## Task to carry out
Which lines in the listing below contain "дней"? Copy each of them.

(Extracted data)

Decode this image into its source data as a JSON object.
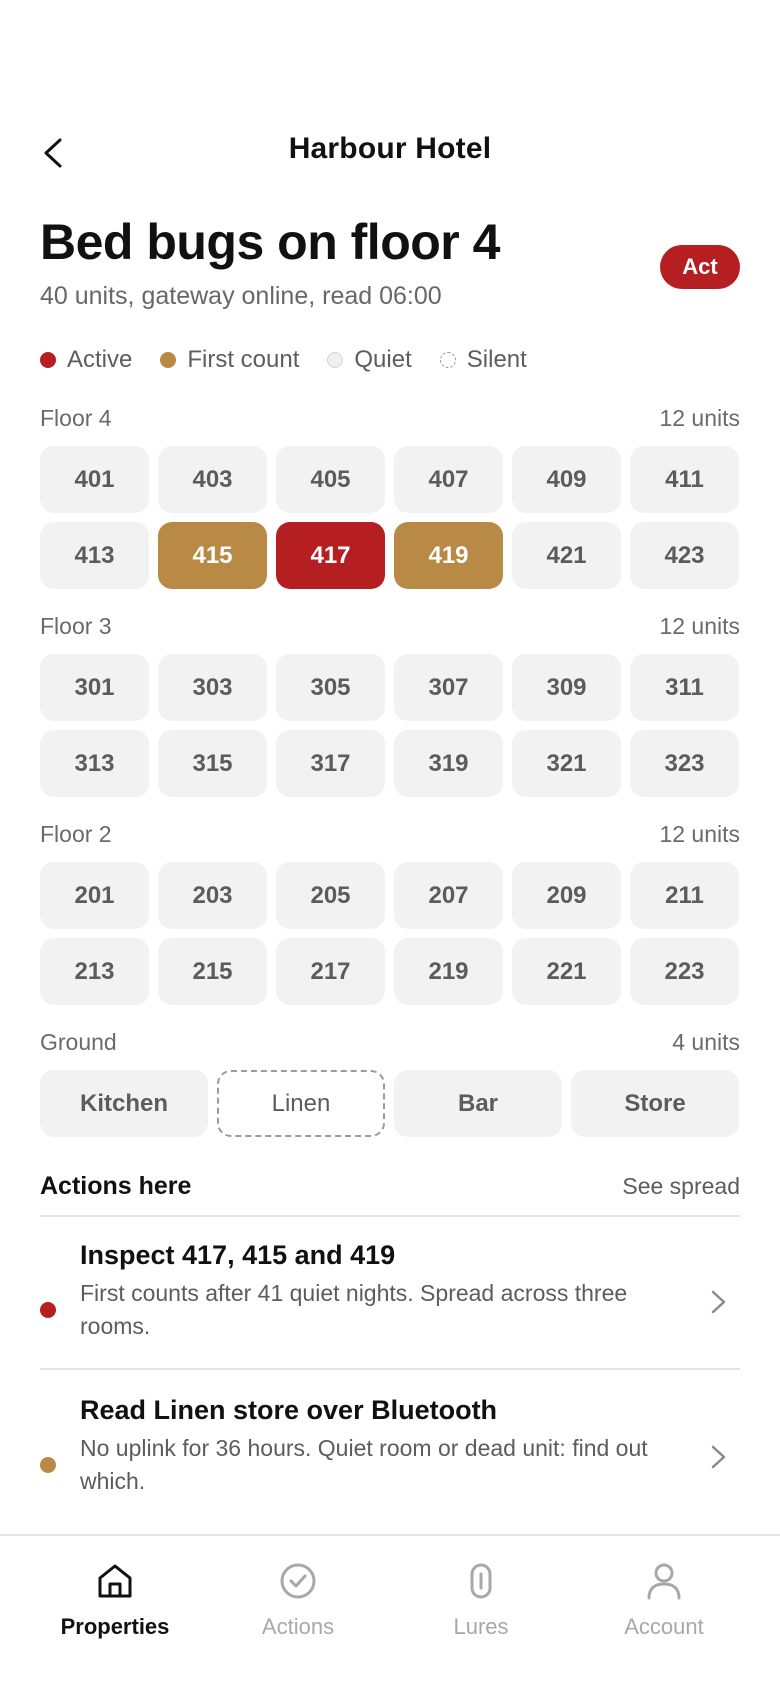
{
  "header": {
    "hotel_name": "Harbour Hotel",
    "title": "Bed bugs on floor 4",
    "subtitle": "40 units, gateway online, read 06:00",
    "badge": "Act",
    "badge_color": "#b51f22"
  },
  "legend": [
    {
      "label": "Active",
      "status": "active",
      "color": "#b51f22"
    },
    {
      "label": "First count",
      "status": "first",
      "color": "#b88a45"
    },
    {
      "label": "Quiet",
      "status": "quiet",
      "color": "#efefef"
    },
    {
      "label": "Silent",
      "status": "silent",
      "color": "#ffffff"
    }
  ],
  "floors": [
    {
      "name": "Floor 4",
      "units": "12 units",
      "rooms": [
        {
          "label": "401",
          "status": "quiet"
        },
        {
          "label": "403",
          "status": "quiet"
        },
        {
          "label": "405",
          "status": "quiet"
        },
        {
          "label": "407",
          "status": "quiet"
        },
        {
          "label": "409",
          "status": "quiet"
        },
        {
          "label": "411",
          "status": "quiet"
        },
        {
          "label": "413",
          "status": "quiet"
        },
        {
          "label": "415",
          "status": "first"
        },
        {
          "label": "417",
          "status": "active"
        },
        {
          "label": "419",
          "status": "first"
        },
        {
          "label": "421",
          "status": "quiet"
        },
        {
          "label": "423",
          "status": "quiet"
        }
      ]
    },
    {
      "name": "Floor 3",
      "units": "12 units",
      "rooms": [
        {
          "label": "301",
          "status": "quiet"
        },
        {
          "label": "303",
          "status": "quiet"
        },
        {
          "label": "305",
          "status": "quiet"
        },
        {
          "label": "307",
          "status": "quiet"
        },
        {
          "label": "309",
          "status": "quiet"
        },
        {
          "label": "311",
          "status": "quiet"
        },
        {
          "label": "313",
          "status": "quiet"
        },
        {
          "label": "315",
          "status": "quiet"
        },
        {
          "label": "317",
          "status": "quiet"
        },
        {
          "label": "319",
          "status": "quiet"
        },
        {
          "label": "321",
          "status": "quiet"
        },
        {
          "label": "323",
          "status": "quiet"
        }
      ]
    },
    {
      "name": "Floor 2",
      "units": "12 units",
      "rooms": [
        {
          "label": "201",
          "status": "quiet"
        },
        {
          "label": "203",
          "status": "quiet"
        },
        {
          "label": "205",
          "status": "quiet"
        },
        {
          "label": "207",
          "status": "quiet"
        },
        {
          "label": "209",
          "status": "quiet"
        },
        {
          "label": "211",
          "status": "quiet"
        },
        {
          "label": "213",
          "status": "quiet"
        },
        {
          "label": "215",
          "status": "quiet"
        },
        {
          "label": "217",
          "status": "quiet"
        },
        {
          "label": "219",
          "status": "quiet"
        },
        {
          "label": "221",
          "status": "quiet"
        },
        {
          "label": "223",
          "status": "quiet"
        }
      ]
    },
    {
      "name": "Ground",
      "units": "4 units",
      "rooms": [
        {
          "label": "Kitchen",
          "status": "quiet"
        },
        {
          "label": "Linen",
          "status": "silent"
        },
        {
          "label": "Bar",
          "status": "quiet"
        },
        {
          "label": "Store",
          "status": "quiet"
        }
      ]
    }
  ],
  "actions": {
    "title": "Actions here",
    "link": "See spread",
    "items": [
      {
        "title": "Inspect 417, 415 and 419",
        "description": "First counts after 41 quiet nights. Spread across three rooms.",
        "color": "#b51f22"
      },
      {
        "title": "Read Linen store over Bluetooth",
        "description": "No uplink for 36 hours. Quiet room or dead unit: find out which.",
        "color": "#b88a45"
      }
    ]
  },
  "nav": [
    {
      "label": "Properties",
      "icon": "home-icon",
      "selected": true
    },
    {
      "label": "Actions",
      "icon": "check-circle-icon",
      "selected": false
    },
    {
      "label": "Lures",
      "icon": "lure-icon",
      "selected": false
    },
    {
      "label": "Account",
      "icon": "person-icon",
      "selected": false
    }
  ]
}
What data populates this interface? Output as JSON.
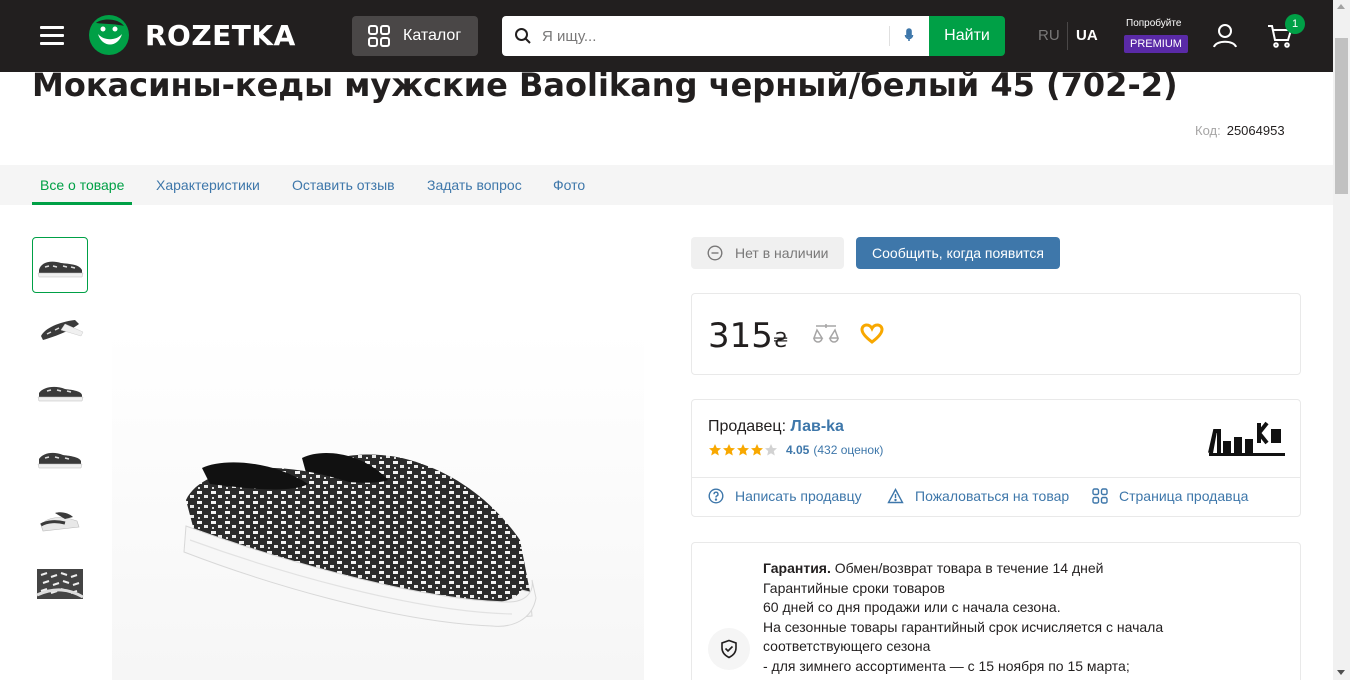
{
  "header": {
    "logo_text": "ROZETKA",
    "catalog_label": "Каталог",
    "search_placeholder": "Я ищу...",
    "search_button": "Найти",
    "lang_ru": "RU",
    "lang_ua": "UA",
    "try_label": "Попробуйте",
    "premium_label": "PREMIUM",
    "cart_count": "1",
    "colors": {
      "bg": "#221f1f",
      "green": "#00a046",
      "premium": "#5a2aa7"
    }
  },
  "product": {
    "title": "Мокасины-кеды мужские Baolikang черный/белый 45 (702-2)",
    "code_label": "Код:",
    "code_value": "25064953"
  },
  "tabs": [
    {
      "label": "Все о товаре",
      "active": true
    },
    {
      "label": "Характеристики",
      "active": false
    },
    {
      "label": "Оставить отзыв",
      "active": false
    },
    {
      "label": "Задать вопрос",
      "active": false
    },
    {
      "label": "Фото",
      "active": false
    }
  ],
  "availability": {
    "status": "Нет в наличии",
    "notify_button": "Сообщить, когда появится"
  },
  "price": {
    "amount": "315",
    "currency": "₴"
  },
  "seller": {
    "label": "Продавец:",
    "name": "Лав-ka",
    "rating": "4.05",
    "reviews": "(432 оценок)",
    "stars_filled": 4,
    "logo_text": "ЛавКа",
    "links": {
      "write": "Написать продавцу",
      "complain": "Пожаловаться на товар",
      "page": "Страница продавца"
    }
  },
  "warranty": {
    "title": "Гарантия.",
    "line1": "Обмен/возврат товара в течение 14 дней",
    "line2": "Гарантийные сроки товаров",
    "line3": "60 дней со дня продажи или с начала сезона.",
    "line4": "На сезонные товары гарантийный срок исчисляется с начала",
    "line5": "соответствующего сезона",
    "line6": "- для зимнего ассортимента — с 15 ноября по 15 марта;"
  },
  "icons": {
    "menu": "menu-icon",
    "catalog": "grid-icon",
    "search": "search-icon",
    "mic": "microphone-icon",
    "user": "user-icon",
    "cart": "cart-icon",
    "compare": "scales-icon",
    "favorite": "heart-icon",
    "unavailable": "minus-circle-icon",
    "question": "question-circle-icon",
    "warning": "warning-icon",
    "shop": "grid-icon",
    "warranty": "shield-check-icon"
  }
}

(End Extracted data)

## Exercise response
    "line1": "Обмен/возврат товара в течение 14 дней",
    "line3": "60 дней со дня продажи или с начала сезона.",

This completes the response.